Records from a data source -
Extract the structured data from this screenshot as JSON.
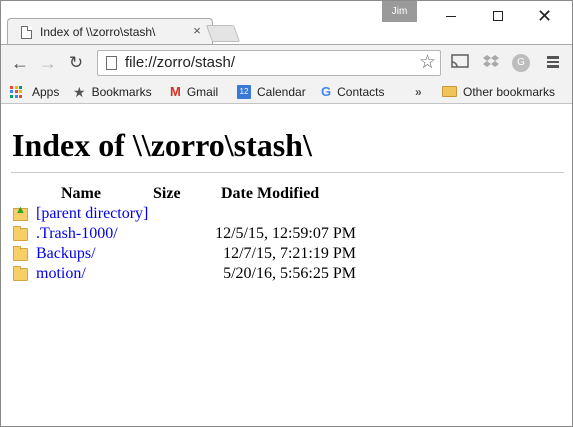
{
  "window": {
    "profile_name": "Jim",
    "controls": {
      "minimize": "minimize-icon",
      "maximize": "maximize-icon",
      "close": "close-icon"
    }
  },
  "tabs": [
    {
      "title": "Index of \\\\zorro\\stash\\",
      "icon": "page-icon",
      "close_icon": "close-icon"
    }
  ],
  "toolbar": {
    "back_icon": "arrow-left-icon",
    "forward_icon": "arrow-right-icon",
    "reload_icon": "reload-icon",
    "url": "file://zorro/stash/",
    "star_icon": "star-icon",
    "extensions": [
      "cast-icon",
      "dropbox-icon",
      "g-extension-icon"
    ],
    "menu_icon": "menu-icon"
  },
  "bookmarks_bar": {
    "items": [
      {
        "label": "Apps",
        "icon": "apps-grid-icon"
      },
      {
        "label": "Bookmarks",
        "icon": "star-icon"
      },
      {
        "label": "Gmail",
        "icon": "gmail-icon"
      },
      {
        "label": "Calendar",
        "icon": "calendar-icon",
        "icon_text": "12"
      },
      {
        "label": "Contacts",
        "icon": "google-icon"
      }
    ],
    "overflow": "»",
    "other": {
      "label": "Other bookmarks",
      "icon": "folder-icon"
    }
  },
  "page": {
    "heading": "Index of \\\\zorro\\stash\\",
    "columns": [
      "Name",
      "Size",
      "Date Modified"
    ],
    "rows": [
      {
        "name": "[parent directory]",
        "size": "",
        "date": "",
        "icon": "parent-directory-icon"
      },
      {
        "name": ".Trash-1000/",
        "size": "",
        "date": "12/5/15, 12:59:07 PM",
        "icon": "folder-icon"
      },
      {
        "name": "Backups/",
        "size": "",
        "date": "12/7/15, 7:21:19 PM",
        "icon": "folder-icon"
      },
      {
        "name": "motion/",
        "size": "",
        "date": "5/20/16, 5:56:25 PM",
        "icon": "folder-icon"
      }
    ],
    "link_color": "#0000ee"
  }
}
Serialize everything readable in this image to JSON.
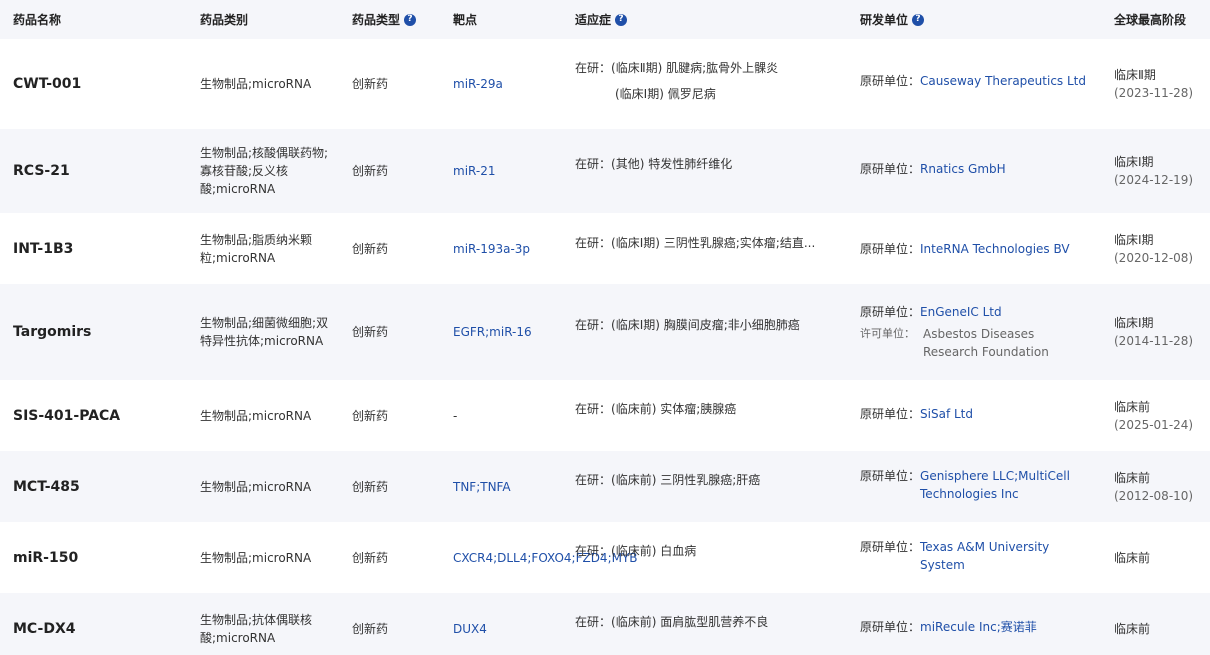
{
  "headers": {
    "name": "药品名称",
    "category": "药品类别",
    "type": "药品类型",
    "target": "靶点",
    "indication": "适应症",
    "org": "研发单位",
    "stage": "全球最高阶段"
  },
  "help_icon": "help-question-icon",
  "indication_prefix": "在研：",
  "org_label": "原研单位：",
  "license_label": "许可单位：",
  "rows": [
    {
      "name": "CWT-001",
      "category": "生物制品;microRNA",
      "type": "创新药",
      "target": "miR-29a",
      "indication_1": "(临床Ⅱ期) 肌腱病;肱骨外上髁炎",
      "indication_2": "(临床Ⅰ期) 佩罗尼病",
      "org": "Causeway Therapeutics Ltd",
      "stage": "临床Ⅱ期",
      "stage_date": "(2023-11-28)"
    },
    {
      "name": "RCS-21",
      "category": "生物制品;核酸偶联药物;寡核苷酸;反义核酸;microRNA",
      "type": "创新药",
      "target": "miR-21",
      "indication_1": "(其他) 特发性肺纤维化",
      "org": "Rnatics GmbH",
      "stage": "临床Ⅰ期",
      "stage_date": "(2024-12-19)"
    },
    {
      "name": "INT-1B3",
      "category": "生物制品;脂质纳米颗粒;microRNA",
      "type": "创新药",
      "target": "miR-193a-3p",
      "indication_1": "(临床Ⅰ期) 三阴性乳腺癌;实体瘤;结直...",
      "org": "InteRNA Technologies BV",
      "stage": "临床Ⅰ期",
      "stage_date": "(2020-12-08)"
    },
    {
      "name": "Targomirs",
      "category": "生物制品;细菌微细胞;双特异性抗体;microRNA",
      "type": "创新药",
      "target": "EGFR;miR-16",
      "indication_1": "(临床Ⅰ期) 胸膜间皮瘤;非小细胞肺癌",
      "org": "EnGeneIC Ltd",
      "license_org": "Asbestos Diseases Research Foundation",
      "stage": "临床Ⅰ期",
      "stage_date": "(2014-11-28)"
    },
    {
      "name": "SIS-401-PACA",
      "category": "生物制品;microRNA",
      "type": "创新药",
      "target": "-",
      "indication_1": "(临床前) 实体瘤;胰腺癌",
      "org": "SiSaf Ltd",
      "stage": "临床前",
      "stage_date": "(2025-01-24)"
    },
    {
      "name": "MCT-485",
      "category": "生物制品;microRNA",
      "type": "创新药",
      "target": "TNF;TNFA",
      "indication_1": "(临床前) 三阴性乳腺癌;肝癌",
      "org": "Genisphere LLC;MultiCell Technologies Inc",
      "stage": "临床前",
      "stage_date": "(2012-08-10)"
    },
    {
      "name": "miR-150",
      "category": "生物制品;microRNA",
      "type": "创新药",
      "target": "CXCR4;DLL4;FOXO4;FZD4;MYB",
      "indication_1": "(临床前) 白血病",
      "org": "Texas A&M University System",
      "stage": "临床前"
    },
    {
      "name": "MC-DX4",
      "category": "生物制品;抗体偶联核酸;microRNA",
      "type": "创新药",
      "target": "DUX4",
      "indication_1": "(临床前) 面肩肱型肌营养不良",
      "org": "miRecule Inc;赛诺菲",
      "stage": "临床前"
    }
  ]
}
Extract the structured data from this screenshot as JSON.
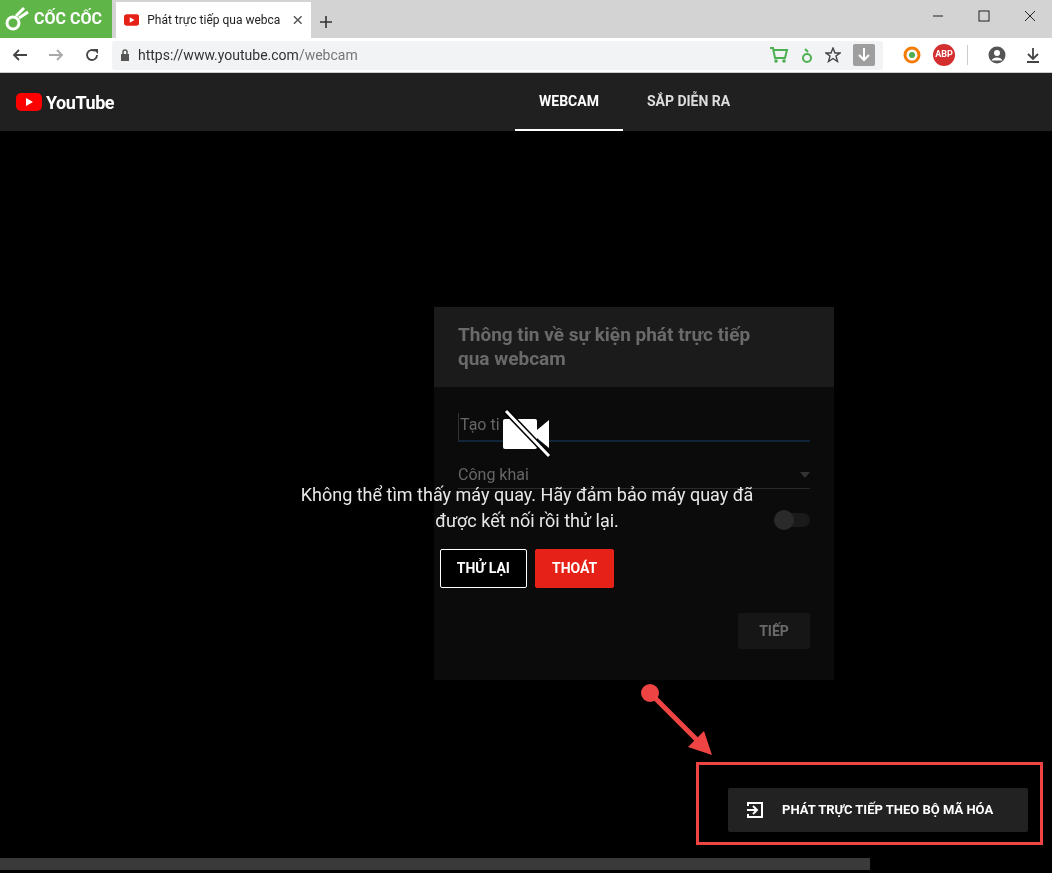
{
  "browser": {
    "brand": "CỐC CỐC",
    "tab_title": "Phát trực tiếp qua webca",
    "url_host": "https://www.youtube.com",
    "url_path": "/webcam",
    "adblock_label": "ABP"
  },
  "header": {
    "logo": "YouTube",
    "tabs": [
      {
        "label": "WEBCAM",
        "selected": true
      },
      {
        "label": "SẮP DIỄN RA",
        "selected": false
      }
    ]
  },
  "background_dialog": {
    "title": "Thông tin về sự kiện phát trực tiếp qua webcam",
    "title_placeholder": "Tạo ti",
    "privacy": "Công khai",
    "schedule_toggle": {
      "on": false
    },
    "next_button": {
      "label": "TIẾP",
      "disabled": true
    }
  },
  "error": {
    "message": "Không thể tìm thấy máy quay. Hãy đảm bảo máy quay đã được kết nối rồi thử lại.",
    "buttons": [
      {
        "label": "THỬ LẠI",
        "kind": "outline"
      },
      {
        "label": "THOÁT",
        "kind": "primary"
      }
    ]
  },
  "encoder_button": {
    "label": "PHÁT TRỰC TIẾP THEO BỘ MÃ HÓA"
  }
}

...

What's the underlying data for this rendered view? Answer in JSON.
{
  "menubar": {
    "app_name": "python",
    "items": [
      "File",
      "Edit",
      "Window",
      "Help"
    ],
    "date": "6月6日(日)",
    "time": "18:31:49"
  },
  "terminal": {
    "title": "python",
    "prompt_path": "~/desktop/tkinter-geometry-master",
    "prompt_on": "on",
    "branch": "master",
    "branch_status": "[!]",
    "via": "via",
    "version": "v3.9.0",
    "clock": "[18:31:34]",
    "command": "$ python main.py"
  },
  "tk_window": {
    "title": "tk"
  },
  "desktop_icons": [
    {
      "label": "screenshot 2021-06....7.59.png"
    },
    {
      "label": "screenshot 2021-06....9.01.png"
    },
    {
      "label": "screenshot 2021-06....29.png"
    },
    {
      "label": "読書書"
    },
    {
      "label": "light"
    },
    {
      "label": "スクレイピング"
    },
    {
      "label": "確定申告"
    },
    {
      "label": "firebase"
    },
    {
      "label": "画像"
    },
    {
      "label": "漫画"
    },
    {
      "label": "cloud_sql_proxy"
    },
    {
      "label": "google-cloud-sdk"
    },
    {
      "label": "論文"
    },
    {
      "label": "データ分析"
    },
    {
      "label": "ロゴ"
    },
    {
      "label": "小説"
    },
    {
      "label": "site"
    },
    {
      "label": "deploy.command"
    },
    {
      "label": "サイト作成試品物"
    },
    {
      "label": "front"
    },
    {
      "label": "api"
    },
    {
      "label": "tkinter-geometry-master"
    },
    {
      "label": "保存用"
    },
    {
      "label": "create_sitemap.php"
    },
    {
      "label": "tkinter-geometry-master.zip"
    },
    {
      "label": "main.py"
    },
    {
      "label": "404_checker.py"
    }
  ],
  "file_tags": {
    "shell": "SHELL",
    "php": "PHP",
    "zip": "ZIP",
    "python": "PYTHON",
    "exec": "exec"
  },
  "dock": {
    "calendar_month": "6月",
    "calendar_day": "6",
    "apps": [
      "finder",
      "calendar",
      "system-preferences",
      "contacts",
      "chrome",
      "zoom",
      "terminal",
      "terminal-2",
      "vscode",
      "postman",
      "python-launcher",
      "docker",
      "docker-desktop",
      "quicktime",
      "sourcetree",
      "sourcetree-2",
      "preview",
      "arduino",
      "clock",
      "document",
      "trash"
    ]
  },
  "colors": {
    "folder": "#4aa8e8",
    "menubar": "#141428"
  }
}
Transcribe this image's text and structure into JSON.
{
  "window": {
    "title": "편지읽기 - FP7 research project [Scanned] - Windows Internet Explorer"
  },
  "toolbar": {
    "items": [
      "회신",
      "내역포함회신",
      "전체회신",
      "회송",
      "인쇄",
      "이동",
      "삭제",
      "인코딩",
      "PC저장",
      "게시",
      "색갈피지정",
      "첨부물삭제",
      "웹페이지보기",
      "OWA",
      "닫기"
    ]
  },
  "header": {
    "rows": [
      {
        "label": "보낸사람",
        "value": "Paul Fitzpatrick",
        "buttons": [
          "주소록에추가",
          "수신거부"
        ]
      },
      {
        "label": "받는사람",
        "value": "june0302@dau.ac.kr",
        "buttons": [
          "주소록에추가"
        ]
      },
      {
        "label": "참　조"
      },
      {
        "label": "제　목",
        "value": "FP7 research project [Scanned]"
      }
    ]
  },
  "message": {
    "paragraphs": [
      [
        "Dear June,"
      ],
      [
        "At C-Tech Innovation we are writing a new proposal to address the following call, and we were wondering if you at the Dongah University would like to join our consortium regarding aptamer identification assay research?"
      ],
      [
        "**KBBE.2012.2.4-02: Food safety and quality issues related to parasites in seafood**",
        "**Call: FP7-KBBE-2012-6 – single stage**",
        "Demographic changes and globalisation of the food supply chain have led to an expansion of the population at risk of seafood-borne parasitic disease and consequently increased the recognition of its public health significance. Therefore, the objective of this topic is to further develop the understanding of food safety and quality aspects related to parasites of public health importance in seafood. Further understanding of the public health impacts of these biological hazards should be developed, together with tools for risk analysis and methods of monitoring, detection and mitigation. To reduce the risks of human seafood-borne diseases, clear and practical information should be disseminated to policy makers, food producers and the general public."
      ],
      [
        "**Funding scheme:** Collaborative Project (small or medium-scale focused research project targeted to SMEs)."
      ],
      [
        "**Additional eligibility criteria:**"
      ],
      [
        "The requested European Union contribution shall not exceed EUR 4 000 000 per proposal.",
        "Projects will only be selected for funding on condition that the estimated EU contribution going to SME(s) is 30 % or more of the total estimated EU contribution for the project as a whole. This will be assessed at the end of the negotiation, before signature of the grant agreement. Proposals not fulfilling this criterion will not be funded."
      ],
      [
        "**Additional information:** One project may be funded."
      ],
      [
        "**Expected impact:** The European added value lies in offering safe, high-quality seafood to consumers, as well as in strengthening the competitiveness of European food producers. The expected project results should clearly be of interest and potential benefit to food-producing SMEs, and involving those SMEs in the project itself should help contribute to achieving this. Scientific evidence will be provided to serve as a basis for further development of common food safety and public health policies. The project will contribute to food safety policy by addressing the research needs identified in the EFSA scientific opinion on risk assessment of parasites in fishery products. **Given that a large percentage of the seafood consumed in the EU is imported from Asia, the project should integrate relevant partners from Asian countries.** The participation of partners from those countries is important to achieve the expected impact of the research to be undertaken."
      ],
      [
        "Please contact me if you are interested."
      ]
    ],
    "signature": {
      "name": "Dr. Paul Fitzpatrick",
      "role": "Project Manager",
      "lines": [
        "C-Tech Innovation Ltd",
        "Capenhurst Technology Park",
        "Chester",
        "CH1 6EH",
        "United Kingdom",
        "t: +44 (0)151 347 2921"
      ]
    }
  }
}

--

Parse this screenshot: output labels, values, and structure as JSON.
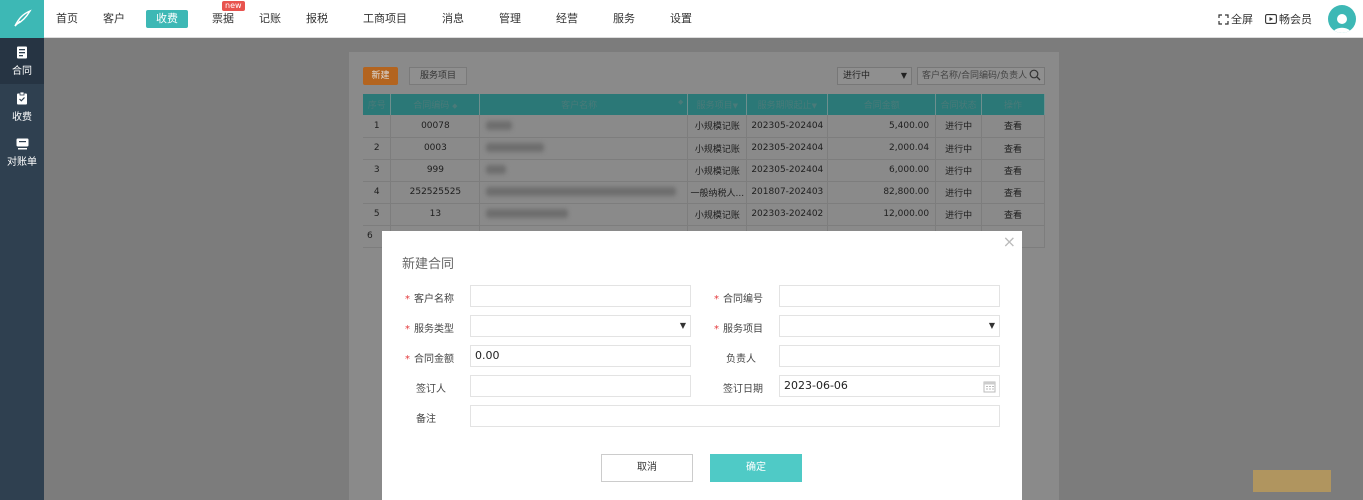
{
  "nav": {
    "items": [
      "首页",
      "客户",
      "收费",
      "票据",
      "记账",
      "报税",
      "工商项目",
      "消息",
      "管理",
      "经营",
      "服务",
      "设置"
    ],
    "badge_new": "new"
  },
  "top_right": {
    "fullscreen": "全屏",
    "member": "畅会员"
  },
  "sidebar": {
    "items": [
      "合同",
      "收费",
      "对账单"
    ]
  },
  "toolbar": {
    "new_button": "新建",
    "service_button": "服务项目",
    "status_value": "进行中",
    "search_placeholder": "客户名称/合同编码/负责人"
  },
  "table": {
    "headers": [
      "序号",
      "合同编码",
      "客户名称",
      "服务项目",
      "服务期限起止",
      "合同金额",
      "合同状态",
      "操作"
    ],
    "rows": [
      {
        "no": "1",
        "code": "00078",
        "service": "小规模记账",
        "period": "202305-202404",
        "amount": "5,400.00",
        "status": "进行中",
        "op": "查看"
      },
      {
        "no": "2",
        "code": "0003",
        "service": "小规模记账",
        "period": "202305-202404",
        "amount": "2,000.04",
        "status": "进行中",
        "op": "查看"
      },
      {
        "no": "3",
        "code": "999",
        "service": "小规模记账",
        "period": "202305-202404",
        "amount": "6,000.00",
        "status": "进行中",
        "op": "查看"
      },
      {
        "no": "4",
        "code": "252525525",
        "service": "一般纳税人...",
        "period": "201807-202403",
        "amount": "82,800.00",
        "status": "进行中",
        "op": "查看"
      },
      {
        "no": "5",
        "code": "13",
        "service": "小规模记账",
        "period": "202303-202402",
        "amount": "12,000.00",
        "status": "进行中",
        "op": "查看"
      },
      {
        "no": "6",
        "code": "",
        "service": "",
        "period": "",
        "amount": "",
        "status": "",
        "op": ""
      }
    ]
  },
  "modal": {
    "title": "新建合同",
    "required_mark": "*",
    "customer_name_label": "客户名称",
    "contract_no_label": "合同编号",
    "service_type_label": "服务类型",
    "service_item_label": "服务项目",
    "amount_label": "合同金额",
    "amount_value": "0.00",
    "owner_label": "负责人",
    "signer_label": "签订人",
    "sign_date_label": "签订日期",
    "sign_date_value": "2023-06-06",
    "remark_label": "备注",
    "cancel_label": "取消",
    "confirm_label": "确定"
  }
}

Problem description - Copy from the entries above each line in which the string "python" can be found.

Expected answer -
    "app_name": "python",
    "title": "python",
    "command": "$ python main.py"
    "python": "PYTHON",
      "python-launcher",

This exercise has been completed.